Return the lines below that carry the word "господарства".

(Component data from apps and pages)

+ + + + + + +

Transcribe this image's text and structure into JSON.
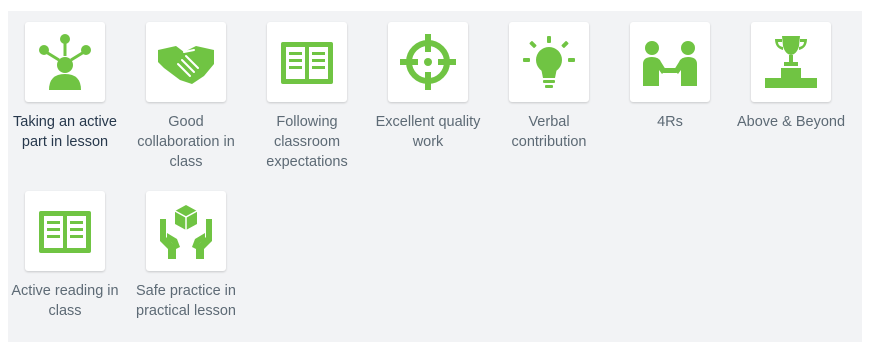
{
  "colors": {
    "icon": "#70c443",
    "label": "#5d6a75",
    "label_selected": "#27384c",
    "panel": "#f2f3f5"
  },
  "awards": [
    {
      "label": "Taking an active part in lesson",
      "icon": "person-network-icon",
      "selected": true
    },
    {
      "label": "Good collaboration in class",
      "icon": "handshake-icon"
    },
    {
      "label": "Following classroom expectations",
      "icon": "open-book-icon"
    },
    {
      "label": "Excellent quality work",
      "icon": "crosshair-icon"
    },
    {
      "label": "Verbal contribution",
      "icon": "lightbulb-icon"
    },
    {
      "label": "4Rs",
      "icon": "two-people-handshake-icon"
    },
    {
      "label": "Above & Beyond",
      "icon": "trophy-podium-icon"
    },
    {
      "label": "Active reading in class",
      "icon": "open-book-icon"
    },
    {
      "label": "Safe practice in practical lesson",
      "icon": "hands-holding-box-icon"
    }
  ]
}
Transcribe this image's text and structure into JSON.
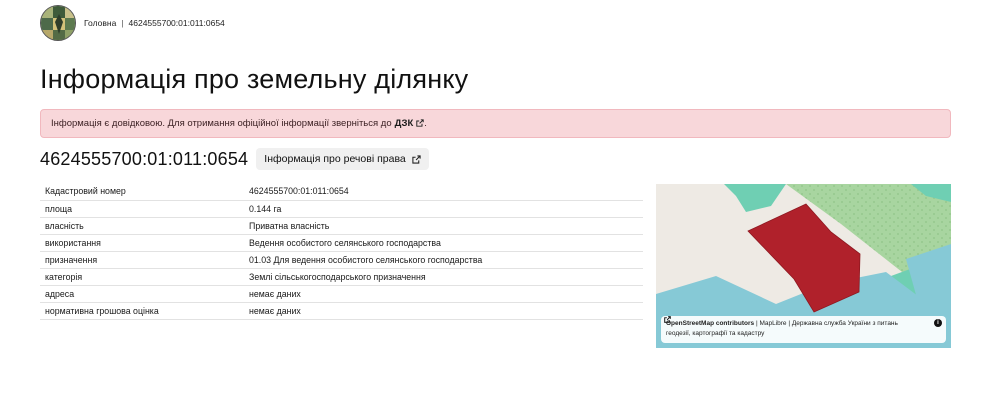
{
  "breadcrumb": {
    "home": "Головна",
    "separator": "|",
    "current": "4624555700:01:011:0654"
  },
  "page": {
    "title": "Інформація про земельну ділянку"
  },
  "alert": {
    "text": "Інформація є довідковою. Для отримання офіційної інформації зверніться до",
    "link": "ДЗК",
    "end": "."
  },
  "parcel": {
    "number": "4624555700:01:011:0654",
    "rights_button": "Інформація про речові права"
  },
  "rows": [
    {
      "key": "Кадастровий номер",
      "value": "4624555700:01:011:0654"
    },
    {
      "key": "площа",
      "value": "0.144 га"
    },
    {
      "key": "власність",
      "value": "Приватна власність"
    },
    {
      "key": "використання",
      "value": "Ведення особистого селянського господарства"
    },
    {
      "key": "призначення",
      "value": "01.03 Для ведення особистого селянського господарства"
    },
    {
      "key": "категорія",
      "value": "Землі сільськогосподарського призначення"
    },
    {
      "key": "адреса",
      "value": "немає даних"
    },
    {
      "key": "нормативна грошова оцінка",
      "value": "немає даних"
    }
  ],
  "map": {
    "attribution": {
      "osm": "OpenStreetMap contributors",
      "sep1": "|",
      "maplibre": "MapLibre",
      "sep2": "|",
      "agency_line1": "Державна служба України з питань",
      "agency_line2": "геодезії, картографії та кадастру"
    },
    "info_icon": "i",
    "colors": {
      "parcel": "#b0212b",
      "water": "#86c9d6",
      "grass": "#a8d5a0",
      "teal": "#6fcfb3",
      "base": "#eeeae4"
    }
  },
  "icons": {
    "external_link": "external-link-icon",
    "logo": "coat-of-arms-logo"
  }
}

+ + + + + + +

- ANSWER TO THIS PROBLEM:
      "value": "Ведення особистого селянського господарства"
      "value": "01.03 Для ведення особистого селянського господарства"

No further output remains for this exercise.